▶ Exercise directions
Return all of the lines below exactly as they are.

── Data records

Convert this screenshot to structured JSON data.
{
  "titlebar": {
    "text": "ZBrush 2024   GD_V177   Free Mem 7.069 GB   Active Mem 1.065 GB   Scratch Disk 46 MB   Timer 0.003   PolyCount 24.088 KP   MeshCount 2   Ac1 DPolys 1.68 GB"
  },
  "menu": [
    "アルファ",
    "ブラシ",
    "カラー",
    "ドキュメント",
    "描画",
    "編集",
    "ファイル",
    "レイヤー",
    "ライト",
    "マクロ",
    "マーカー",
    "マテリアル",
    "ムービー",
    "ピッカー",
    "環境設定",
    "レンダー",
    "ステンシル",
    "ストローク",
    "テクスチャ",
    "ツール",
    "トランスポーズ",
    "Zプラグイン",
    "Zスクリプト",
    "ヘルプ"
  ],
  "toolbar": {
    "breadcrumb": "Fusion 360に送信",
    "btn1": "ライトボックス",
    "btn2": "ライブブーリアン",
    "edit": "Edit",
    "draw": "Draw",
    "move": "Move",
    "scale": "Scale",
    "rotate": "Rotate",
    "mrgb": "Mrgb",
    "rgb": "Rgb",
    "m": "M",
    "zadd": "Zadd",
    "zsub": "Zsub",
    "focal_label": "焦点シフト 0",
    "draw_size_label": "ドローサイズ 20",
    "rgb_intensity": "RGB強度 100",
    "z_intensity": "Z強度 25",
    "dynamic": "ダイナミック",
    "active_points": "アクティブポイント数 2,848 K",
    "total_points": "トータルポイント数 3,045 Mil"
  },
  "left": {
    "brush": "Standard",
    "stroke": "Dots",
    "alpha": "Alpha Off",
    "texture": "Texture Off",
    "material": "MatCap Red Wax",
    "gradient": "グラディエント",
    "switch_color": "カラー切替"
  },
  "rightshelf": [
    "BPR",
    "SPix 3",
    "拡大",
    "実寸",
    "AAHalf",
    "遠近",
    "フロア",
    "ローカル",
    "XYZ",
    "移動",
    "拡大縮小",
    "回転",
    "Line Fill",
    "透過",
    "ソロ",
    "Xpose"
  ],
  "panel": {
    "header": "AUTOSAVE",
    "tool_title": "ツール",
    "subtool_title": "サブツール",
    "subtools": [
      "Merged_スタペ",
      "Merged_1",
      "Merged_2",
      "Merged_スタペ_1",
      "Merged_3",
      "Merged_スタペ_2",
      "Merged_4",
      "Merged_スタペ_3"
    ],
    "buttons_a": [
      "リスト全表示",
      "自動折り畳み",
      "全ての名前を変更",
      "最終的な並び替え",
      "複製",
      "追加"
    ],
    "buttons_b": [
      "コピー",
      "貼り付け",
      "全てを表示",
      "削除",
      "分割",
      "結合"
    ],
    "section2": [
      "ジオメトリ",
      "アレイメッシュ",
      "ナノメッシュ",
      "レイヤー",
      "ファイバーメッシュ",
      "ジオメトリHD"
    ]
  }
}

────

▶ Expected answer
Convert this screenshot to structured JSON data.
{
  "titlebar": {
    "text": "ZBrush 2024   GD_V177   Free Mem 7.069 GB   Active Mem 1.065 GB   Scratch Disk 46 MB   Timer 0.003   PolyCount 24.088 KP   MeshCount 2   Ac1 DPolys 1.68 GB"
  },
  "menu": [
    "アルファ",
    "ブラシ",
    "カラー",
    "ドキュメント",
    "描画",
    "編集",
    "ファイル",
    "レイヤー",
    "ライト",
    "マクロ",
    "マーカー",
    "マテリアル",
    "ムービー",
    "ピッカー",
    "環境設定",
    "レンダー",
    "ステンシル",
    "ストローク",
    "テクスチャ",
    "ツール",
    "トランスポーズ",
    "Zプラグイン",
    "Zスクリプト",
    "ヘルプ"
  ],
  "toolbar": {
    "breadcrumb": "Fusion 360に送信",
    "btn1": "ライトボックス",
    "btn2": "ライブブーリアン",
    "edit": "Edit",
    "draw": "Draw",
    "move": "Move",
    "scale": "Scale",
    "rotate": "Rotate",
    "mrgb": "Mrgb",
    "rgb": "Rgb",
    "m": "M",
    "zadd": "Zadd",
    "zsub": "Zsub",
    "focal_label": "焦点シフト 0",
    "draw_size_label": "ドローサイズ 20",
    "rgb_intensity": "RGB強度 100",
    "z_intensity": "Z強度 25",
    "dynamic": "ダイナミック",
    "active_points": "アクティブポイント数 2,848 K",
    "total_points": "トータルポイント数 3,045 Mil"
  },
  "left": {
    "brush": "Standard",
    "stroke": "Dots",
    "alpha": "Alpha Off",
    "texture": "Texture Off",
    "material": "MatCap Red Wax",
    "gradient": "グラディエント",
    "switch_color": "カラー切替"
  },
  "rightshelf": [
    "BPR",
    "SPix 3",
    "拡大",
    "実寸",
    "AAHalf",
    "遠近",
    "フロア",
    "ローカル",
    "XYZ",
    "移動",
    "拡大縮小",
    "回転",
    "Line Fill",
    "透過",
    "ソロ",
    "Xpose"
  ],
  "panel": {
    "header": "AUTOSAVE",
    "tool_title": "ツール",
    "subtool_title": "サブツール",
    "subtools": [
      "Merged_スタペ",
      "Merged_1",
      "Merged_2",
      "Merged_スタペ_1",
      "Merged_3",
      "Merged_スタペ_2",
      "Merged_4",
      "Merged_スタペ_3"
    ],
    "buttons_a": [
      "リスト全表示",
      "自動折り畳み",
      "全ての名前を変更",
      "最終的な並び替え",
      "複製",
      "追加"
    ],
    "buttons_b": [
      "コピー",
      "貼り付け",
      "全てを表示",
      "削除",
      "分割",
      "結合"
    ],
    "section2": [
      "ジオメトリ",
      "アレイメッシュ",
      "ナノメッシュ",
      "レイヤー",
      "ファイバーメッシュ",
      "ジオメトリHD"
    ]
  }
}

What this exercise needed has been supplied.